>>>>>

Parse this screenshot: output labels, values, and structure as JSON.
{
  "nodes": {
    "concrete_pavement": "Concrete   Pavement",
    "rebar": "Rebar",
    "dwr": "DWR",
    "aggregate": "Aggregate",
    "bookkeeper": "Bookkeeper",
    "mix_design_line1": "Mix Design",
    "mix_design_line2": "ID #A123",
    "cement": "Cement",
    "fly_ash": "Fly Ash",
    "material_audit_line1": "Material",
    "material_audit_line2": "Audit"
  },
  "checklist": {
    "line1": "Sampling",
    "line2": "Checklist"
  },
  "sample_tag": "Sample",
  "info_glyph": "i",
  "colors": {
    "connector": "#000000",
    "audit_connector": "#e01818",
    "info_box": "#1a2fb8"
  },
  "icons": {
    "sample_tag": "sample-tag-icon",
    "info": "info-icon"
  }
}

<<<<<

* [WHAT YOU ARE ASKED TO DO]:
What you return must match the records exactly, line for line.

* [REPLY TO THE EXERCISE]:
Parse this screenshot: output labels, values, and structure as JSON.
{
  "nodes": {
    "concrete_pavement": "Concrete   Pavement",
    "rebar": "Rebar",
    "dwr": "DWR",
    "aggregate": "Aggregate",
    "bookkeeper": "Bookkeeper",
    "mix_design_line1": "Mix Design",
    "mix_design_line2": "ID #A123",
    "cement": "Cement",
    "fly_ash": "Fly Ash",
    "material_audit_line1": "Material",
    "material_audit_line2": "Audit"
  },
  "checklist": {
    "line1": "Sampling",
    "line2": "Checklist"
  },
  "sample_tag": "Sample",
  "info_glyph": "i",
  "colors": {
    "connector": "#000000",
    "audit_connector": "#e01818",
    "info_box": "#1a2fb8"
  },
  "icons": {
    "sample_tag": "sample-tag-icon",
    "info": "info-icon"
  }
}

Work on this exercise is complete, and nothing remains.